Exercise brief – Go through the data and report each line that holds the string "Custom".

[Website and app data records]
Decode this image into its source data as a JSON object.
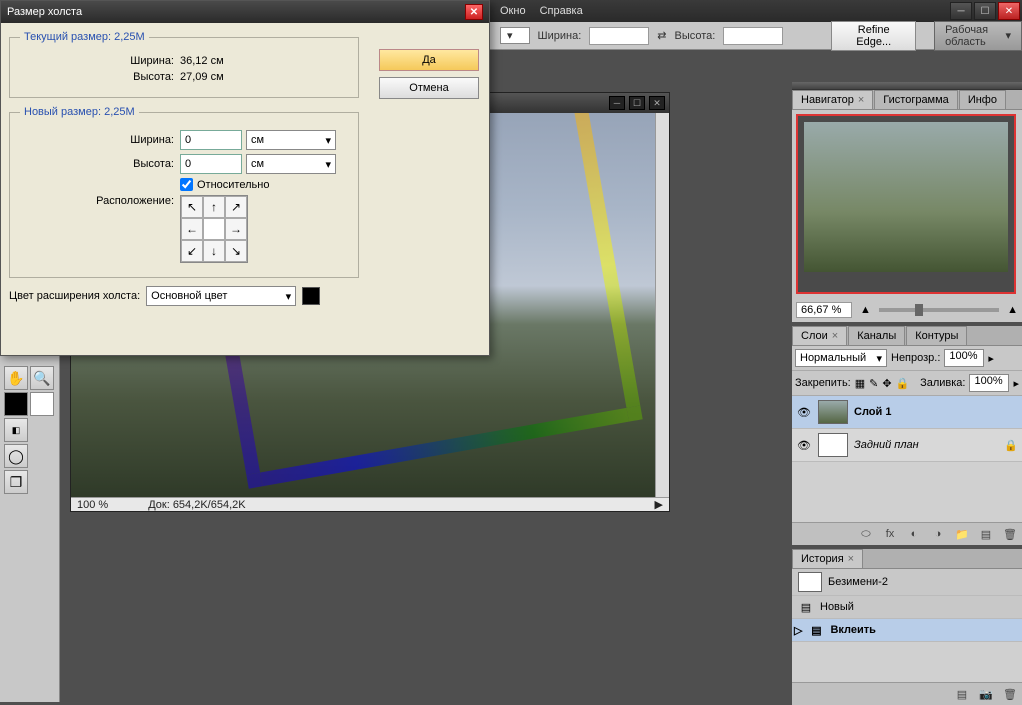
{
  "menubar": {
    "window": "Окно",
    "help": "Справка"
  },
  "options_bar": {
    "width_label": "Ширина:",
    "height_label": "Высота:",
    "refine": "Refine Edge...",
    "workspace": "Рабочая область"
  },
  "doc": {
    "zoom": "100 %",
    "status": "Док: 654,2K/654,2K"
  },
  "dialog": {
    "title": "Размер холста",
    "current_legend": "Текущий размер: 2,25M",
    "cur_width_label": "Ширина:",
    "cur_width_value": "36,12 см",
    "cur_height_label": "Высота:",
    "cur_height_value": "27,09 см",
    "new_legend": "Новый размер: 2,25M",
    "new_width_label": "Ширина:",
    "new_width_value": "0",
    "new_height_label": "Высота:",
    "new_height_value": "0",
    "unit": "см",
    "relative": "Относительно",
    "anchor_label": "Расположение:",
    "ext_label": "Цвет расширения холста:",
    "ext_value": "Основной цвет",
    "ok": "Да",
    "cancel": "Отмена"
  },
  "panels": {
    "navigator": {
      "tab": "Навигатор",
      "tab2": "Гистограмма",
      "tab3": "Инфо",
      "zoom": "66,67 %"
    },
    "layers": {
      "tab1": "Слои",
      "tab2": "Каналы",
      "tab3": "Контуры",
      "mode": "Нормальный",
      "opacity_label": "Непрозр.:",
      "opacity": "100%",
      "lock_label": "Закрепить:",
      "fill_label": "Заливка:",
      "fill": "100%",
      "layer1": "Слой 1",
      "bg": "Задний план"
    },
    "history": {
      "tab": "История",
      "doc_name": "Безимени-2",
      "step1": "Новый",
      "step2": "Вклеить"
    }
  }
}
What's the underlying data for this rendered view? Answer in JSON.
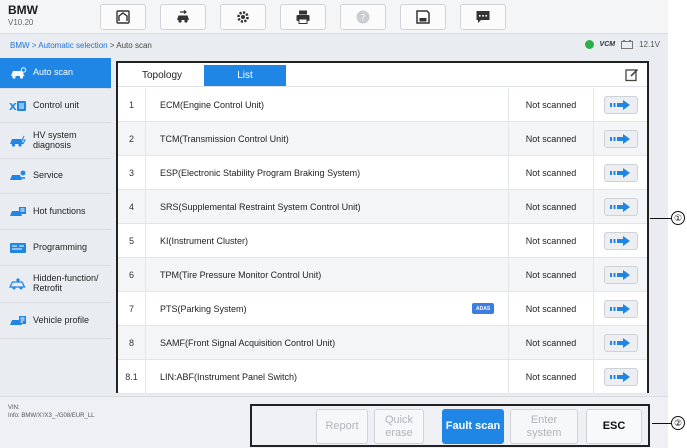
{
  "header": {
    "brand": "BMW",
    "version": "V10.20",
    "toolbar": [
      {
        "name": "home-icon"
      },
      {
        "name": "vehicle-swap-icon"
      },
      {
        "name": "settings-icon"
      },
      {
        "name": "print-icon"
      },
      {
        "name": "help-icon"
      },
      {
        "name": "save-icon"
      },
      {
        "name": "data-logging-icon"
      }
    ]
  },
  "breadcrumb": {
    "link": "BMW > Automatic selection",
    "current": " > Auto scan"
  },
  "status": {
    "vcm": "VCM",
    "voltage": "12.1V"
  },
  "sidebar": {
    "items": [
      {
        "label": "Auto scan",
        "icon": "car-scan-icon",
        "active": true
      },
      {
        "label": "Control unit",
        "icon": "control-unit-icon",
        "active": false
      },
      {
        "label": "HV system\ndiagnosis",
        "icon": "hv-car-icon",
        "active": false
      },
      {
        "label": "Service",
        "icon": "service-icon",
        "active": false
      },
      {
        "label": "Hot functions",
        "icon": "hot-functions-icon",
        "active": false
      },
      {
        "label": "Programming",
        "icon": "programming-icon",
        "active": false
      },
      {
        "label": "Hidden-function/\nRetrofit",
        "icon": "hidden-function-icon",
        "active": false
      },
      {
        "label": "Vehicle profile",
        "icon": "vehicle-profile-icon",
        "active": false
      }
    ]
  },
  "tabs": {
    "topology": "Topology",
    "list": "List"
  },
  "modules": [
    {
      "num": "1",
      "name": "ECM(Engine Control Unit)",
      "status": "Not scanned",
      "badge": ""
    },
    {
      "num": "2",
      "name": "TCM(Transmission Control Unit)",
      "status": "Not scanned",
      "badge": ""
    },
    {
      "num": "3",
      "name": "ESP(Electronic Stability Program Braking System)",
      "status": "Not scanned",
      "badge": ""
    },
    {
      "num": "4",
      "name": "SRS(Supplemental Restraint System Control Unit)",
      "status": "Not scanned",
      "badge": ""
    },
    {
      "num": "5",
      "name": "KI(Instrument Cluster)",
      "status": "Not scanned",
      "badge": ""
    },
    {
      "num": "6",
      "name": "TPM(Tire Pressure Monitor Control Unit)",
      "status": "Not scanned",
      "badge": ""
    },
    {
      "num": "7",
      "name": "PTS(Parking System)",
      "status": "Not scanned",
      "badge": "ADAS"
    },
    {
      "num": "8",
      "name": "SAMF(Front Signal Acquisition Control Unit)",
      "status": "Not scanned",
      "badge": ""
    },
    {
      "num": "8.1",
      "name": "LIN:ABF(Instrument Panel Switch)",
      "status": "Not scanned",
      "badge": ""
    }
  ],
  "footer": {
    "vin_label": "VIN:",
    "info": "Info: BMW/X'/X3_-/G08/EUR_LL",
    "buttons": {
      "report": "Report",
      "quick_erase": "Quick\nerase",
      "fault_scan": "Fault scan",
      "enter_system": "Enter\nsystem",
      "esc": "ESC"
    }
  },
  "callouts": {
    "one": "①",
    "two": "②"
  },
  "colors": {
    "accent": "#1f86e6",
    "badge": "#3b7de0",
    "vcm_ok": "#2cae4a"
  }
}
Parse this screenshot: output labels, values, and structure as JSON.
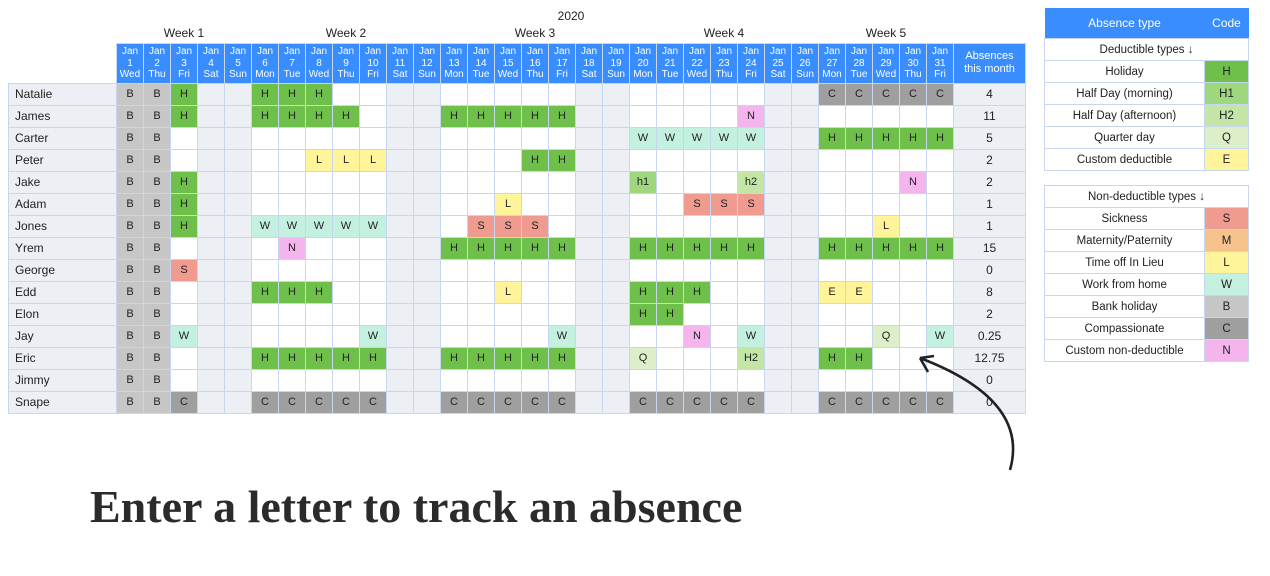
{
  "year": "2020",
  "weeks": [
    {
      "label": "Week 1",
      "span": 5
    },
    {
      "label": "Week 2",
      "span": 7
    },
    {
      "label": "Week 3",
      "span": 7
    },
    {
      "label": "Week 4",
      "span": 7
    },
    {
      "label": "Week 5",
      "span": 5
    }
  ],
  "days": [
    {
      "m": "Jan",
      "d": "1",
      "w": "Wed",
      "we": false
    },
    {
      "m": "Jan",
      "d": "2",
      "w": "Thu",
      "we": false
    },
    {
      "m": "Jan",
      "d": "3",
      "w": "Fri",
      "we": false
    },
    {
      "m": "Jan",
      "d": "4",
      "w": "Sat",
      "we": true
    },
    {
      "m": "Jan",
      "d": "5",
      "w": "Sun",
      "we": true
    },
    {
      "m": "Jan",
      "d": "6",
      "w": "Mon",
      "we": false
    },
    {
      "m": "Jan",
      "d": "7",
      "w": "Tue",
      "we": false
    },
    {
      "m": "Jan",
      "d": "8",
      "w": "Wed",
      "we": false
    },
    {
      "m": "Jan",
      "d": "9",
      "w": "Thu",
      "we": false
    },
    {
      "m": "Jan",
      "d": "10",
      "w": "Fri",
      "we": false
    },
    {
      "m": "Jan",
      "d": "11",
      "w": "Sat",
      "we": true
    },
    {
      "m": "Jan",
      "d": "12",
      "w": "Sun",
      "we": true
    },
    {
      "m": "Jan",
      "d": "13",
      "w": "Mon",
      "we": false
    },
    {
      "m": "Jan",
      "d": "14",
      "w": "Tue",
      "we": false
    },
    {
      "m": "Jan",
      "d": "15",
      "w": "Wed",
      "we": false
    },
    {
      "m": "Jan",
      "d": "16",
      "w": "Thu",
      "we": false
    },
    {
      "m": "Jan",
      "d": "17",
      "w": "Fri",
      "we": false
    },
    {
      "m": "Jan",
      "d": "18",
      "w": "Sat",
      "we": true
    },
    {
      "m": "Jan",
      "d": "19",
      "w": "Sun",
      "we": true
    },
    {
      "m": "Jan",
      "d": "20",
      "w": "Mon",
      "we": false
    },
    {
      "m": "Jan",
      "d": "21",
      "w": "Tue",
      "we": false
    },
    {
      "m": "Jan",
      "d": "22",
      "w": "Wed",
      "we": false
    },
    {
      "m": "Jan",
      "d": "23",
      "w": "Thu",
      "we": false
    },
    {
      "m": "Jan",
      "d": "24",
      "w": "Fri",
      "we": false
    },
    {
      "m": "Jan",
      "d": "25",
      "w": "Sat",
      "we": true
    },
    {
      "m": "Jan",
      "d": "26",
      "w": "Sun",
      "we": true
    },
    {
      "m": "Jan",
      "d": "27",
      "w": "Mon",
      "we": false
    },
    {
      "m": "Jan",
      "d": "28",
      "w": "Tue",
      "we": false
    },
    {
      "m": "Jan",
      "d": "29",
      "w": "Wed",
      "we": false
    },
    {
      "m": "Jan",
      "d": "30",
      "w": "Thu",
      "we": false
    },
    {
      "m": "Jan",
      "d": "31",
      "w": "Fri",
      "we": false
    }
  ],
  "absHeader": "Absences this month",
  "rows": [
    {
      "name": "Natalie",
      "abs": "4",
      "cells": [
        "B",
        "B",
        "H",
        "",
        "",
        "H",
        "H",
        "H",
        "",
        "",
        "",
        "",
        "",
        "",
        "",
        "",
        "",
        "",
        "",
        "",
        "",
        "",
        "",
        "",
        "",
        "",
        "C",
        "C",
        "C",
        "C",
        "C"
      ]
    },
    {
      "name": "James",
      "abs": "11",
      "cells": [
        "B",
        "B",
        "H",
        "",
        "",
        "H",
        "H",
        "H",
        "H",
        "",
        "",
        "",
        "H",
        "H",
        "H",
        "H",
        "H",
        "",
        "",
        "",
        "",
        "",
        "",
        "N",
        "",
        "",
        "",
        "",
        "",
        "",
        ""
      ]
    },
    {
      "name": "Carter",
      "abs": "5",
      "cells": [
        "B",
        "B",
        "",
        "",
        "",
        "",
        "",
        "",
        "",
        "",
        "",
        "",
        "",
        "",
        "",
        "",
        "",
        "",
        "",
        "W",
        "W",
        "W",
        "W",
        "W",
        "",
        "",
        "H",
        "H",
        "H",
        "H",
        "H"
      ]
    },
    {
      "name": "Peter",
      "abs": "2",
      "cells": [
        "B",
        "B",
        "",
        "",
        "",
        "",
        "",
        "L",
        "L",
        "L",
        "",
        "",
        "",
        "",
        "",
        "H",
        "H",
        "",
        "",
        "",
        "",
        "",
        "",
        "",
        "",
        "",
        "",
        "",
        "",
        "",
        ""
      ]
    },
    {
      "name": "Jake",
      "abs": "2",
      "cells": [
        "B",
        "B",
        "H",
        "",
        "",
        "",
        "",
        "",
        "",
        "",
        "",
        "",
        "",
        "",
        "",
        "",
        "",
        "",
        "",
        "h1",
        "",
        "",
        "",
        "h2",
        "",
        "",
        "",
        "",
        "",
        "N",
        ""
      ]
    },
    {
      "name": "Adam",
      "abs": "1",
      "cells": [
        "B",
        "B",
        "H",
        "",
        "",
        "",
        "",
        "",
        "",
        "",
        "",
        "",
        "",
        "",
        "L",
        "",
        "",
        "",
        "",
        "",
        "",
        "S",
        "S",
        "S",
        "",
        "",
        "",
        "",
        "",
        "",
        ""
      ]
    },
    {
      "name": "Jones",
      "abs": "1",
      "cells": [
        "B",
        "B",
        "H",
        "",
        "",
        "W",
        "W",
        "W",
        "W",
        "W",
        "",
        "",
        "",
        "S",
        "S",
        "S",
        "",
        "",
        "",
        "",
        "",
        "",
        "",
        "",
        "",
        "",
        "",
        "",
        "L",
        "",
        ""
      ]
    },
    {
      "name": "Yrem",
      "abs": "15",
      "cells": [
        "B",
        "B",
        "",
        "",
        "",
        "",
        "N",
        "",
        "",
        "",
        "",
        "",
        "H",
        "H",
        "H",
        "H",
        "H",
        "",
        "",
        "H",
        "H",
        "H",
        "H",
        "H",
        "",
        "",
        "H",
        "H",
        "H",
        "H",
        "H"
      ]
    },
    {
      "name": "George",
      "abs": "0",
      "cells": [
        "B",
        "B",
        "S",
        "",
        "",
        "",
        "",
        "",
        "",
        "",
        "",
        "",
        "",
        "",
        "",
        "",
        "",
        "",
        "",
        "",
        "",
        "",
        "",
        "",
        "",
        "",
        "",
        "",
        "",
        "",
        ""
      ]
    },
    {
      "name": "Edd",
      "abs": "8",
      "cells": [
        "B",
        "B",
        "",
        "",
        "",
        "H",
        "H",
        "H",
        "",
        "",
        "",
        "",
        "",
        "",
        "L",
        "",
        "",
        "",
        "",
        "H",
        "H",
        "H",
        "",
        "",
        "",
        "",
        "E",
        "E",
        "",
        "",
        ""
      ]
    },
    {
      "name": "Elon",
      "abs": "2",
      "cells": [
        "B",
        "B",
        "",
        "",
        "",
        "",
        "",
        "",
        "",
        "",
        "",
        "",
        "",
        "",
        "",
        "",
        "",
        "",
        "",
        "H",
        "H",
        "",
        "",
        "",
        "",
        "",
        "",
        "",
        "",
        "",
        ""
      ]
    },
    {
      "name": "Jay",
      "abs": "0.25",
      "cells": [
        "B",
        "B",
        "W",
        "",
        "",
        "",
        "",
        "",
        "",
        "W",
        "",
        "",
        "",
        "",
        "",
        "",
        "W",
        "",
        "",
        "",
        "",
        "N",
        "",
        "W",
        "",
        "",
        "",
        "",
        "Q",
        "",
        "W"
      ]
    },
    {
      "name": "Eric",
      "abs": "12.75",
      "cells": [
        "B",
        "B",
        "",
        "",
        "",
        "H",
        "H",
        "H",
        "H",
        "H",
        "",
        "",
        "H",
        "H",
        "H",
        "H",
        "H",
        "",
        "",
        "Q",
        "",
        "",
        "",
        "H2",
        "",
        "",
        "H",
        "H",
        "",
        "",
        ""
      ]
    },
    {
      "name": "Jimmy",
      "abs": "0",
      "cells": [
        "B",
        "B",
        "",
        "",
        "",
        "",
        "",
        "",
        "",
        "",
        "",
        "",
        "",
        "",
        "",
        "",
        "",
        "",
        "",
        "",
        "",
        "",
        "",
        "",
        "",
        "",
        "",
        "",
        "",
        "",
        ""
      ]
    },
    {
      "name": "Snape",
      "abs": "0",
      "cells": [
        "B",
        "B",
        "C",
        "",
        "",
        "C",
        "C",
        "C",
        "C",
        "C",
        "",
        "",
        "C",
        "C",
        "C",
        "C",
        "C",
        "",
        "",
        "C",
        "C",
        "C",
        "C",
        "C",
        "",
        "",
        "C",
        "C",
        "C",
        "C",
        "C"
      ]
    }
  ],
  "legend": {
    "header_type": "Absence type",
    "header_code": "Code",
    "ded_title": "Deductible types ↓",
    "non_title": "Non-deductible types ↓",
    "ded": [
      {
        "label": "Holiday",
        "code": "H"
      },
      {
        "label": "Half Day (morning)",
        "code": "H1"
      },
      {
        "label": "Half Day (afternoon)",
        "code": "H2"
      },
      {
        "label": "Quarter day",
        "code": "Q"
      },
      {
        "label": "Custom deductible",
        "code": "E"
      }
    ],
    "non": [
      {
        "label": "Sickness",
        "code": "S"
      },
      {
        "label": "Maternity/Paternity",
        "code": "M"
      },
      {
        "label": "Time off In Lieu",
        "code": "L"
      },
      {
        "label": "Work from home",
        "code": "W"
      },
      {
        "label": "Bank holiday",
        "code": "B"
      },
      {
        "label": "Compassionate",
        "code": "C"
      },
      {
        "label": "Custom non-deductible",
        "code": "N"
      }
    ]
  },
  "caption": "Enter a letter to track an absence"
}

Problem solution –
        "label": "Custom deductible",
        "label": "Custom non-deductible",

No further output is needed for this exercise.